» **Required action**:
Check each line of the data, and copy those where "initials" appears.

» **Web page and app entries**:
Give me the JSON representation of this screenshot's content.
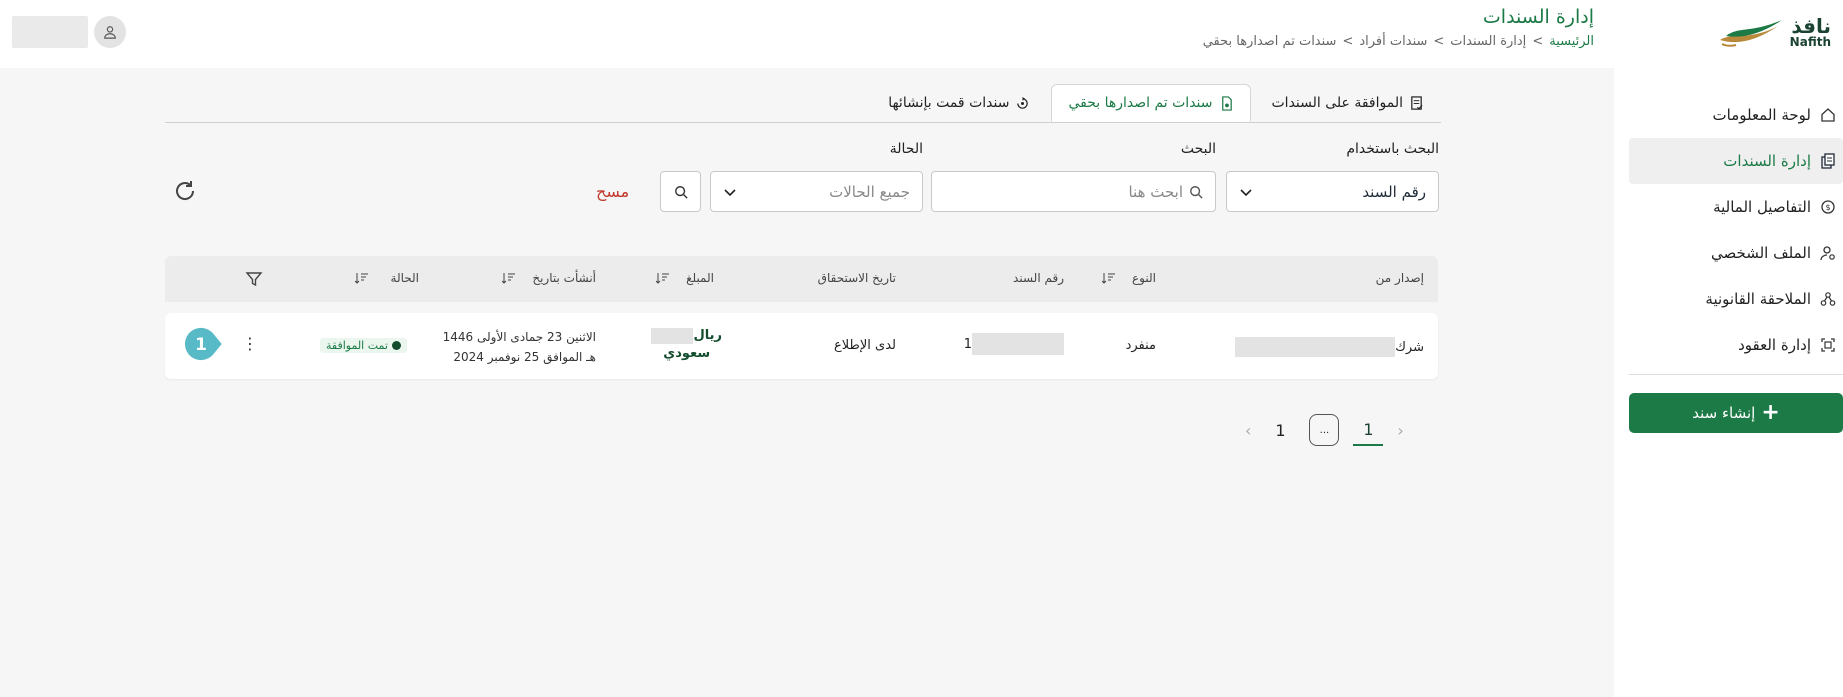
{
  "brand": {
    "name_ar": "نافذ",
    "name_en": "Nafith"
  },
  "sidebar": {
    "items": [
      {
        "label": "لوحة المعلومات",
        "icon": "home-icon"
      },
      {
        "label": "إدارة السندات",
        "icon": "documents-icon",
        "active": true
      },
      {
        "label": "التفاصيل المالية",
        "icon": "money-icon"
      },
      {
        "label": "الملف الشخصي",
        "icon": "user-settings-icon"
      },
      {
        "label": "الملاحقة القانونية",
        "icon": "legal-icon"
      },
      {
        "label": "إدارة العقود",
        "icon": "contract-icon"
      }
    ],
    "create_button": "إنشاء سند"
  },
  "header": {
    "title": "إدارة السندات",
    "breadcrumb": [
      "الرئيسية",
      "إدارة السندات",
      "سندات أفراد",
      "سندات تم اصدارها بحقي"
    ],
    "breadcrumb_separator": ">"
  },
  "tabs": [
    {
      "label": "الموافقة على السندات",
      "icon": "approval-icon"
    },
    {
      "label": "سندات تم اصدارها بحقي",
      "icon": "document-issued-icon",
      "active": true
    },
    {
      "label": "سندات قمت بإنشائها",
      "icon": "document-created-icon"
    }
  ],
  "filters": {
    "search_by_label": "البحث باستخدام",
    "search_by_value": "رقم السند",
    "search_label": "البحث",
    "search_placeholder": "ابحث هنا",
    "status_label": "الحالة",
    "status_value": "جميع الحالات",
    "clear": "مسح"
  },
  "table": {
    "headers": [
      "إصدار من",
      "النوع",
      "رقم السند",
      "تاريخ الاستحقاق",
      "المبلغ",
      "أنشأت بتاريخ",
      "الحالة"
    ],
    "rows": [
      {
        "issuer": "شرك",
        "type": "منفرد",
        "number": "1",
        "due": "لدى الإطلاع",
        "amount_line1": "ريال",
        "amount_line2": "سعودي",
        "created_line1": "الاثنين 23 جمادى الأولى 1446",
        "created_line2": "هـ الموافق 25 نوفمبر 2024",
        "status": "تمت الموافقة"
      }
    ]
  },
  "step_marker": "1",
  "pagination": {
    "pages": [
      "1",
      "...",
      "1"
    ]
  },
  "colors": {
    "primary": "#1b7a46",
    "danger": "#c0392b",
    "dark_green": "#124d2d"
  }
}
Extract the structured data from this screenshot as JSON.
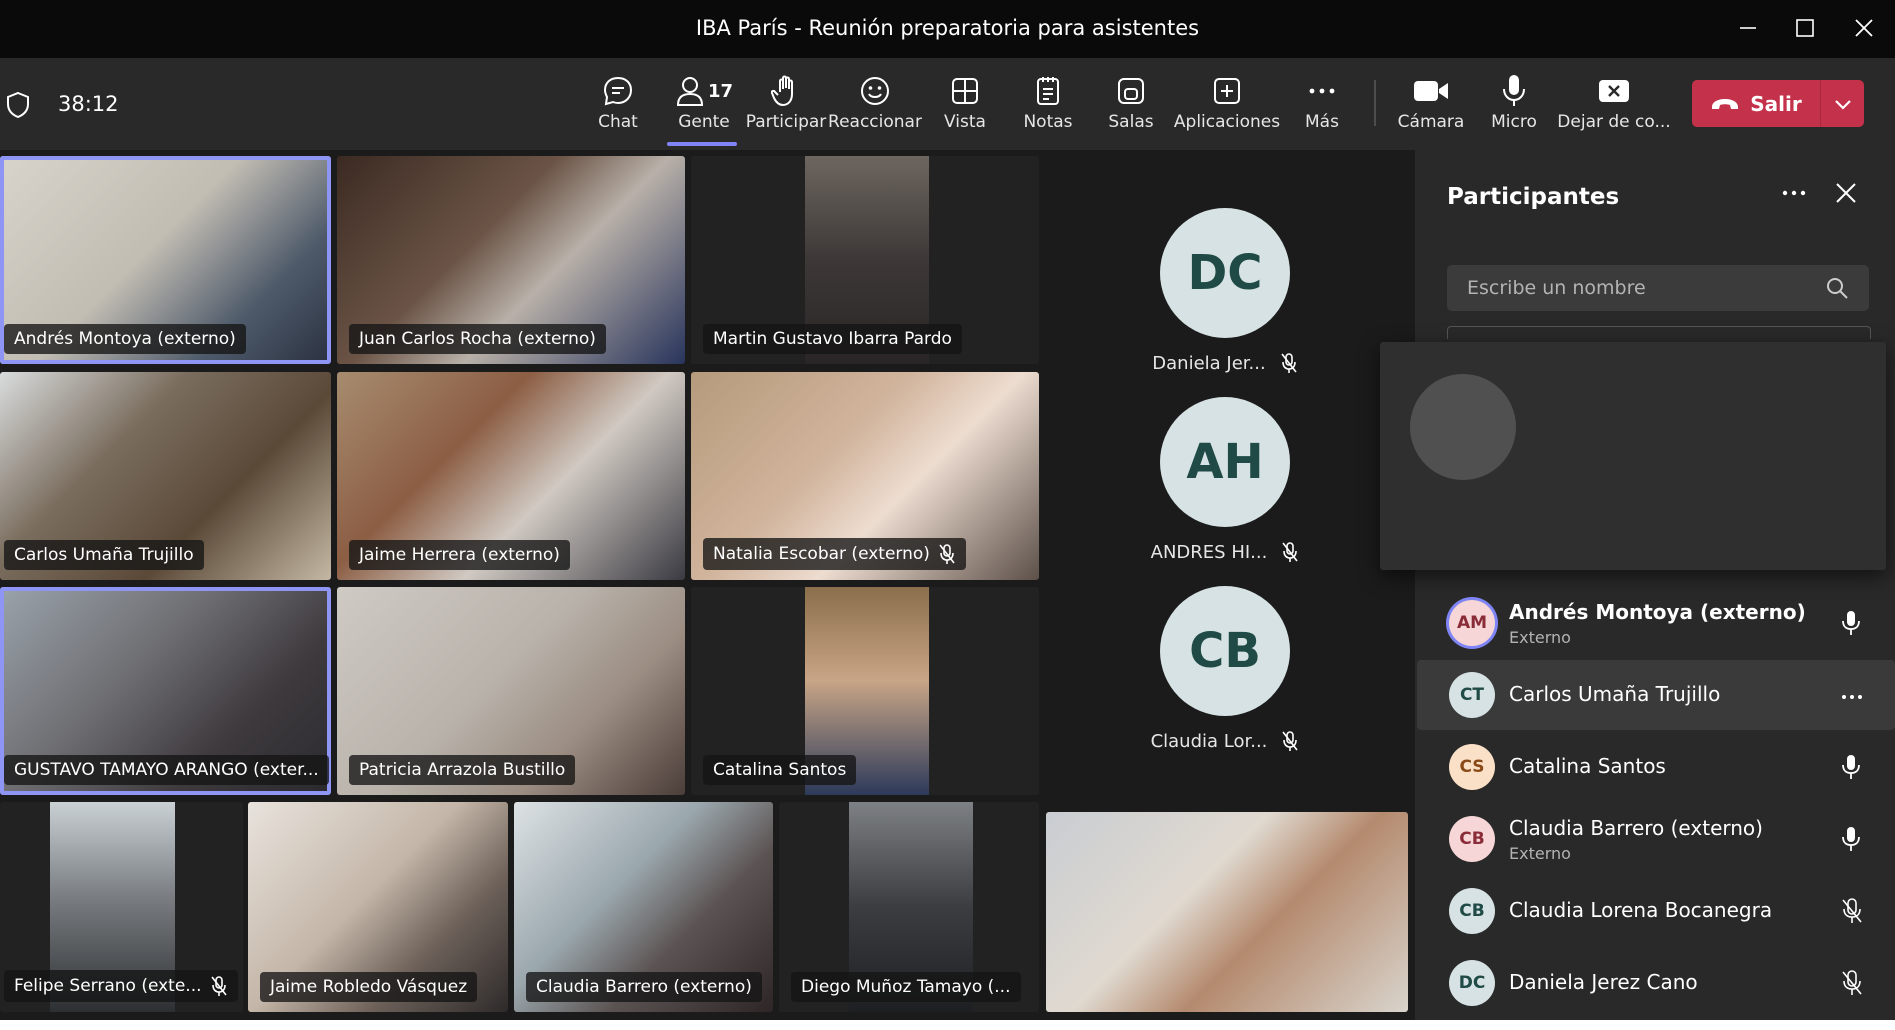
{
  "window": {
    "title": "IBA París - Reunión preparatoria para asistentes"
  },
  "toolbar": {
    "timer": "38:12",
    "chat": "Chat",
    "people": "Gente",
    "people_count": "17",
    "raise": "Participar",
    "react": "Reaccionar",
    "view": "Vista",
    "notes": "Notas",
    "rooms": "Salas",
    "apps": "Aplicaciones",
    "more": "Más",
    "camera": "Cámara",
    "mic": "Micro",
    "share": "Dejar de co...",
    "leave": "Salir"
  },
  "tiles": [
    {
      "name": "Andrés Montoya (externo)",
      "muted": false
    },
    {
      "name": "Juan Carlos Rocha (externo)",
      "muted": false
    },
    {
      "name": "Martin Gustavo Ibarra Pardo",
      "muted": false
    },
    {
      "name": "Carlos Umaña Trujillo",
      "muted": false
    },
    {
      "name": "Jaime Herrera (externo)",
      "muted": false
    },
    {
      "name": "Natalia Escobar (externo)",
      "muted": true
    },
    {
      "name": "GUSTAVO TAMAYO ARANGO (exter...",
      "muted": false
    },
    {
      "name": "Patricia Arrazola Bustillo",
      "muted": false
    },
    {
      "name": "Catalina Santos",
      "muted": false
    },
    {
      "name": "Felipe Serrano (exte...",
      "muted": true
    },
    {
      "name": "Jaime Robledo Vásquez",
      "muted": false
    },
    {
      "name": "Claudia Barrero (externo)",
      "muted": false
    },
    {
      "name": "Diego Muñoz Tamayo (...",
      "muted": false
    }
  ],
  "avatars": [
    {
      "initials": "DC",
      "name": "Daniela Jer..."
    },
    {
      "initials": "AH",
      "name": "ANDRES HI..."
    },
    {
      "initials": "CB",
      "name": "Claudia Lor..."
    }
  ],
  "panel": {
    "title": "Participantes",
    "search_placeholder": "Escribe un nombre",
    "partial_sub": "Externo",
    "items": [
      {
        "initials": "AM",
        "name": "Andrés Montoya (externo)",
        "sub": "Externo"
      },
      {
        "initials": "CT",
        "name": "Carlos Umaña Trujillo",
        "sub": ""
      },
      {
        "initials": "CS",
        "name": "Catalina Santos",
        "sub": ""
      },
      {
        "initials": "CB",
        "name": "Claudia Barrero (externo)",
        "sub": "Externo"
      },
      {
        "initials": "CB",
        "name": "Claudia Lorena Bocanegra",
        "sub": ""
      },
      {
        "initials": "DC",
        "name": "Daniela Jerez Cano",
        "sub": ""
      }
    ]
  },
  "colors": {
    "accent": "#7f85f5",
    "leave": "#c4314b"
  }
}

» **Expected answer**:
      "initials": "DC",
      "initials": "AH",
      "initials": "CB",
        "initials": "AM",
        "initials": "CT",
        "initials": "CS",
        "initials": "CB",
        "initials": "CB",
        "initials": "DC",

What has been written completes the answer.